  • 12 October 1990: Aizu Railway Aizu Line through service to Aizu Tajima Station began.
  • 18 March 2006: New Kinugawa services to/from Shinjuku commence.[2]

From 17 March 2012, station numbering was introduced on all Tobu lines, with Tobu Kinugawa Line stations adopting the prefix "TN" in orange.[3]

Former connecting lines[edit]

  • Shin-Takatoku station - The Tobu Yaita Line operated between 1924 and 1959.

Future developments[edit]

C11 207 in service with JR Hokkaido in September 2014

Tobu plans to borrow former JNR Class C11 steam locomotive C11 207 from JR Hokkaido for use on the 12.4 km section of the Kinugawa Line between Shimo-Imaichi and Kinugawa-Onsen stations from fiscal 2017.[4]

See also[edit]

References[edit]
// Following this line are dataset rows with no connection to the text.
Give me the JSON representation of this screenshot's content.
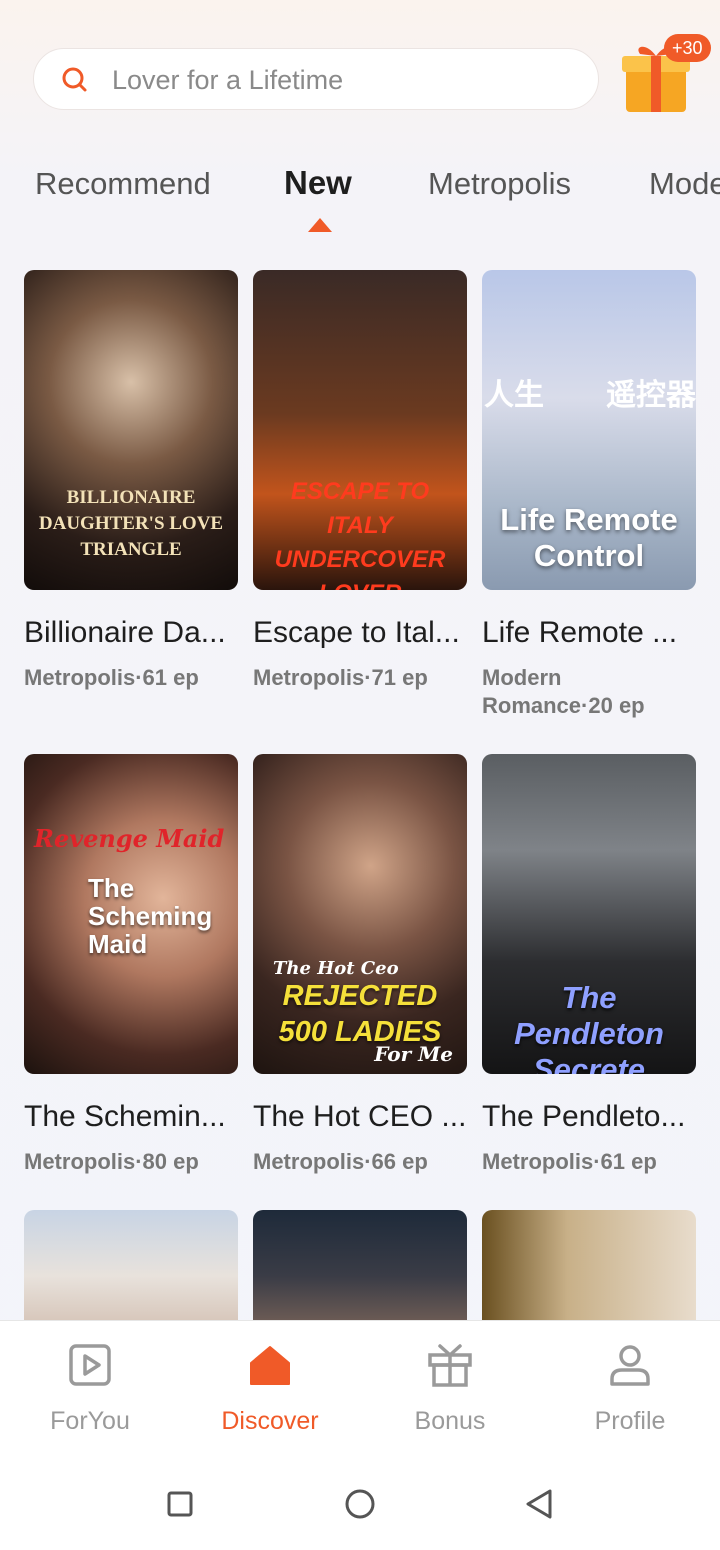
{
  "search": {
    "placeholder": "Lover for a Lifetime"
  },
  "gift": {
    "badge": "+30"
  },
  "tabs": [
    {
      "label": "Recommend",
      "active": false
    },
    {
      "label": "New",
      "active": true
    },
    {
      "label": "Metropolis",
      "active": false
    },
    {
      "label": "Mode",
      "active": false
    }
  ],
  "cards": [
    {
      "title": "Billionaire Da...",
      "meta": "Metropolis·61 ep",
      "poster_text": "BILLIONAIRE DAUGHTER'S LOVE TRIANGLE"
    },
    {
      "title": "Escape to Ital...",
      "meta": "Metropolis·71 ep",
      "poster_text": "ESCAPE TO ITALY UNDERCOVER LOVER"
    },
    {
      "title": "Life Remote ...",
      "meta": "Modern Romance·20 ep",
      "poster_text": "Life Remote Control",
      "poster_cn_left": "人生",
      "poster_cn_right": "遥控器"
    },
    {
      "title": "The Schemin...",
      "meta": "Metropolis·80 ep",
      "poster_text": "The Scheming Maid",
      "poster_script": "Revenge Maid"
    },
    {
      "title": "The Hot CEO ...",
      "meta": "Metropolis·66 ep",
      "poster_text": "REJECTED 500 LADIES",
      "poster_script": "The Hot Ceo",
      "poster_script2": "For Me"
    },
    {
      "title": "The Pendleto...",
      "meta": "Metropolis·61 ep",
      "poster_text": "The Pendleton Secrete"
    }
  ],
  "nav": [
    {
      "label": "ForYou",
      "icon": "play-square-icon",
      "active": false
    },
    {
      "label": "Discover",
      "icon": "home-icon",
      "active": true
    },
    {
      "label": "Bonus",
      "icon": "gift-icon",
      "active": false
    },
    {
      "label": "Profile",
      "icon": "person-icon",
      "active": false
    }
  ],
  "colors": {
    "accent": "#f05a28"
  }
}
  1. ^ Terada, Hirokazu (July 2002). データブック日本の私鉄 [Databook: Japan's Private Railways]. Japan: Neko Publishing. p. 199. ISBN 4-87366-874-3. 
  2. ^ JR新幹線&特急列車ファイル [JR Shinkansen & Limited Express Train File]. Japan: Kōtsū Shimbun. 2008. p. 76. ISBN 978-4-330-00608-6. 
  3. ^ 「東武スカイツリーライン」誕生! あわせて駅ナンバリングを導入し、よりわかりやすくご案内します [Tobu Sky Tree Line created! Station numbering to be introduced at same time] (pdf). Tobu News (in Japanese). Tobu Railway. 9 February 2012. Retrieved 26 May 2015. 
  4. ^ 東武鉄道、1966年以来のSL復活 日光市で17年度めど [Tobu Railway to revive steam train for first time since 1966: Aiming for fiscal 2017 in Nikko]. Nikkei Shimbun (in Japanese). Japan: Nikkei Inc. 10 August 2015. Retrieved 14 August 2015.